• Blumeria graminis;
  • epidemiology;
  • Erysiphe graminis;
  • immigration;
  • population genetics;
  • primary inoculum

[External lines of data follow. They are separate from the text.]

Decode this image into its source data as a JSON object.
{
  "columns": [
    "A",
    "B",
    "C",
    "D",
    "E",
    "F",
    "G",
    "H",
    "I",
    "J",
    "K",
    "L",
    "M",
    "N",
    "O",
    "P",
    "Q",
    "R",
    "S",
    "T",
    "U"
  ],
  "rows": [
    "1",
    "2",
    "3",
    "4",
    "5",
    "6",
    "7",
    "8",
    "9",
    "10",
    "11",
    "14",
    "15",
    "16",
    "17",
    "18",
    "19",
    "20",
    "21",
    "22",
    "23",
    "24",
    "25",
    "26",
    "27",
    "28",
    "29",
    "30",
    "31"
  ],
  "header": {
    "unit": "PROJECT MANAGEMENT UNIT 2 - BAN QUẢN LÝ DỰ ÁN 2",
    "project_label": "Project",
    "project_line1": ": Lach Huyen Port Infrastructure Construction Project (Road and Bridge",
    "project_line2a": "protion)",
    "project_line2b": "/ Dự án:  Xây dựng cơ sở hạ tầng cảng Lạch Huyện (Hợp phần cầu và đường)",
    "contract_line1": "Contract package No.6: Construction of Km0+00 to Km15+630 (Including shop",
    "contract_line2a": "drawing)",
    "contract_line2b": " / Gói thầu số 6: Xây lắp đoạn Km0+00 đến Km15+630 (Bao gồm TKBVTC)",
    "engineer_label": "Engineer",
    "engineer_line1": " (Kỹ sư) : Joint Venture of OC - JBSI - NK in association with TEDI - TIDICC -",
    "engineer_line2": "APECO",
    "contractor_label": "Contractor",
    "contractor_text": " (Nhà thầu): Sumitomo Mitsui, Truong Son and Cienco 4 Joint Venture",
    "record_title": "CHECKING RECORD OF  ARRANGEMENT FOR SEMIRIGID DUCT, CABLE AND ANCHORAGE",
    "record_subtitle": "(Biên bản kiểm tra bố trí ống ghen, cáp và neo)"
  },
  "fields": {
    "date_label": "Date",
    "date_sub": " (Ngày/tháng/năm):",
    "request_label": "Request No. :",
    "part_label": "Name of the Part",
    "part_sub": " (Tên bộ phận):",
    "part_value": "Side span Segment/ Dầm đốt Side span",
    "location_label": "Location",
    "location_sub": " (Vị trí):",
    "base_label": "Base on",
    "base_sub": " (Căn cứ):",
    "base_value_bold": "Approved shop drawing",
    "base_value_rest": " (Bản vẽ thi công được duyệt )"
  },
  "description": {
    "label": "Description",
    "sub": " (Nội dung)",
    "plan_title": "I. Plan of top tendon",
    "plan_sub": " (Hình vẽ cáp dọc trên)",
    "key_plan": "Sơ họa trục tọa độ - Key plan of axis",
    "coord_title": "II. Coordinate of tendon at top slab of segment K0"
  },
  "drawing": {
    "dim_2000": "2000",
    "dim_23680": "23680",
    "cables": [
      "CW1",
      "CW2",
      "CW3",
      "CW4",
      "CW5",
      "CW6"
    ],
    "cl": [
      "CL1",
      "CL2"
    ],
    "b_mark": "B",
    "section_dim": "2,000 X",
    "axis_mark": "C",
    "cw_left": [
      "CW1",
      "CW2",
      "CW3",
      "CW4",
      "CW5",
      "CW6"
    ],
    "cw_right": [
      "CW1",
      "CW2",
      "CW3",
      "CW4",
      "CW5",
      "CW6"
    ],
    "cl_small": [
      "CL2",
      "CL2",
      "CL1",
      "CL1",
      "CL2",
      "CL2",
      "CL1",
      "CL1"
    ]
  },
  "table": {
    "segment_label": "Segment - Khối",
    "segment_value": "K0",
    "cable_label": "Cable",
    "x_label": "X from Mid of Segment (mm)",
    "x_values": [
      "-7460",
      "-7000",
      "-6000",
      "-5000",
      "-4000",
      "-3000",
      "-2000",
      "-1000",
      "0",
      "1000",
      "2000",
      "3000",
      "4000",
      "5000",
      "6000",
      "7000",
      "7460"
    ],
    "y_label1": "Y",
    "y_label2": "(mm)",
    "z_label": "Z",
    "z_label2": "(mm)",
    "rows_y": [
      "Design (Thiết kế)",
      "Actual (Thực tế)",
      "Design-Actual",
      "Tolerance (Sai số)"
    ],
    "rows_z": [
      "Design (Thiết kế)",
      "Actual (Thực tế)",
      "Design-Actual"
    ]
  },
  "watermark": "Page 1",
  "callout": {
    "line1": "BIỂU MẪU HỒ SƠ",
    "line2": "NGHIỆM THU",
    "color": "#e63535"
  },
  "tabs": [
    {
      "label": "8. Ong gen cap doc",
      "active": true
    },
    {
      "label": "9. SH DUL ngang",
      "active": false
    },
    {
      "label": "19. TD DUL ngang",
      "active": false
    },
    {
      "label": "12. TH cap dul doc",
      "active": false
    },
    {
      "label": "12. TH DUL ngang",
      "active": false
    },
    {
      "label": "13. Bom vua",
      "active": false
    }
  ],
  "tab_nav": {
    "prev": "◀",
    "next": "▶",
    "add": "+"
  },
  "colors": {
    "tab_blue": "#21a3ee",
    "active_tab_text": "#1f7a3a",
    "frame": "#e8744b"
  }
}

A field experiment with barley powdery mildew (Blumeria graminis f.sp. hordei) was designed in order to study how the time of arrival of inoculum in the field influenced pathotype frequencies in the resulting populations. Three isolates belonging to pathotypes that were absent or rare in the local aerial inoculum were used to inoculate field plots of winter barley cv. Plaisant. Two successive inoculations with different combinations of the three isolates were performed with an approximately two-generation delay, and frequencies of inoculated pathotypes were assessed four and nine generations after the first inoculation. Pathotypes of the first inoculated isolates generally persisted throughout the period of sampling; this is described as an ‘early arrival’ effect. During the epidemics the inoculated isolates were not replaced by isolates from the natural airborne inoculum. Pathotype frequencies depended mainly on the time of arrival of inoculum in the plot, but frequencies also depended on the isolate that had been inoculated. The most frequent isolate, GL1, belonged to the clonal lineage dominant in powdery mildew populations on winter barley in the north of France. These results confirmed that the composition of a powdery mildew population in a field is largely determined by the composition of the initial inoculum.